- **EXERCISE REQUIREMENTS**
Across the whole listing, find how many lines contain "true", then write that number and nothing else.
--- DATA ---
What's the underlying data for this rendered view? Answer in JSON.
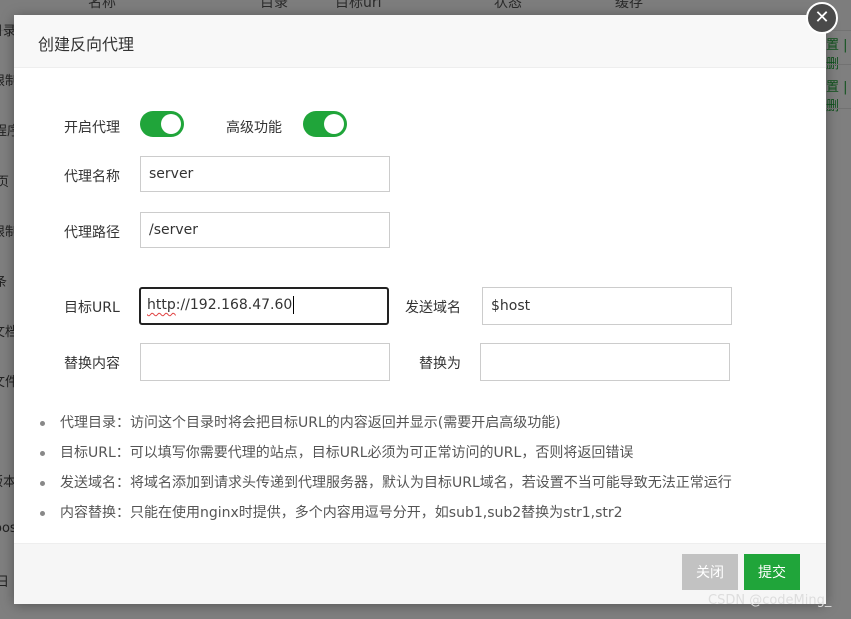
{
  "background": {
    "columns": [
      "名称",
      "目录",
      "目标url",
      "状态",
      "缓存"
    ],
    "sidebar_fragments": [
      "目录",
      "限制",
      "程序",
      "页",
      "限制",
      "条",
      "文档",
      "文件",
      "版本",
      "oos",
      "日"
    ],
    "links": [
      "置 | 删",
      "置 | 删"
    ]
  },
  "dialog": {
    "title": "创建反向代理",
    "close_symbol": "✕",
    "enable_proxy_label": "开启代理",
    "enable_proxy_on": true,
    "advanced_label": "高级功能",
    "advanced_on": true,
    "proxy_name_label": "代理名称",
    "proxy_name_value": "server",
    "proxy_path_label": "代理路径",
    "proxy_path_value": "/server",
    "target_url_label": "目标URL",
    "target_url_value_underlined": "http",
    "target_url_value_rest": "://192.168.47.60",
    "send_domain_label": "发送域名",
    "send_domain_value": "$host",
    "replace_content_label": "替换内容",
    "replace_content_value": "",
    "replace_with_label": "替换为",
    "replace_with_value": "",
    "notes": [
      "代理目录：访问这个目录时将会把目标URL的内容返回并显示(需要开启高级功能)",
      "目标URL：可以填写你需要代理的站点，目标URL必须为可正常访问的URL，否则将返回错误",
      "发送域名：将域名添加到请求头传递到代理服务器，默认为目标URL域名，若设置不当可能导致无法正常运行",
      "内容替换：只能在使用nginx时提供，多个内容用逗号分开，如sub1,sub2替换为str1,str2"
    ],
    "cancel_label": "关闭",
    "submit_label": "提交"
  },
  "watermark": "CSDN @codeMing_",
  "colors": {
    "accent": "#20a53a",
    "disabled": "#c2c2c2",
    "overlay": "rgba(0,0,0,0.5)"
  }
}
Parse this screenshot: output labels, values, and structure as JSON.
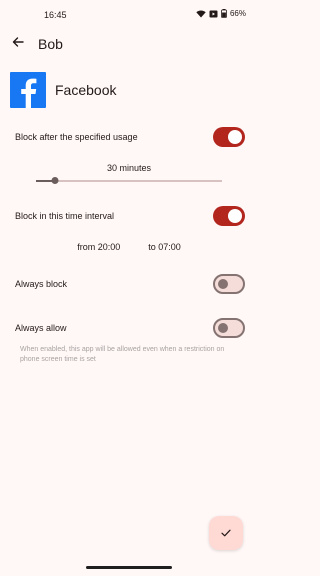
{
  "status_bar": {
    "time": "16:45",
    "battery": "66%"
  },
  "app_bar": {
    "title": "Bob"
  },
  "app": {
    "name": "Facebook"
  },
  "settings": {
    "block_after_usage": {
      "label": "Block after the specified usage",
      "enabled": true
    },
    "usage_limit": {
      "value_label": "30 minutes",
      "fraction": 0.1
    },
    "block_interval": {
      "label": "Block in this time interval",
      "enabled": true,
      "from": "from 20:00",
      "to": "to 07:00"
    },
    "always_block": {
      "label": "Always block",
      "enabled": false
    },
    "always_allow": {
      "label": "Always allow",
      "enabled": false,
      "helper": "When enabled, this app will be allowed even when a restriction on phone screen time is set"
    }
  },
  "colors": {
    "accent": "#B3261E",
    "background": "#FFF8F7",
    "facebook": "#1877F2"
  },
  "icons": {
    "back": "arrow-left-icon",
    "confirm": "check-icon"
  }
}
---
- **WRITTEN RESPONSE**
4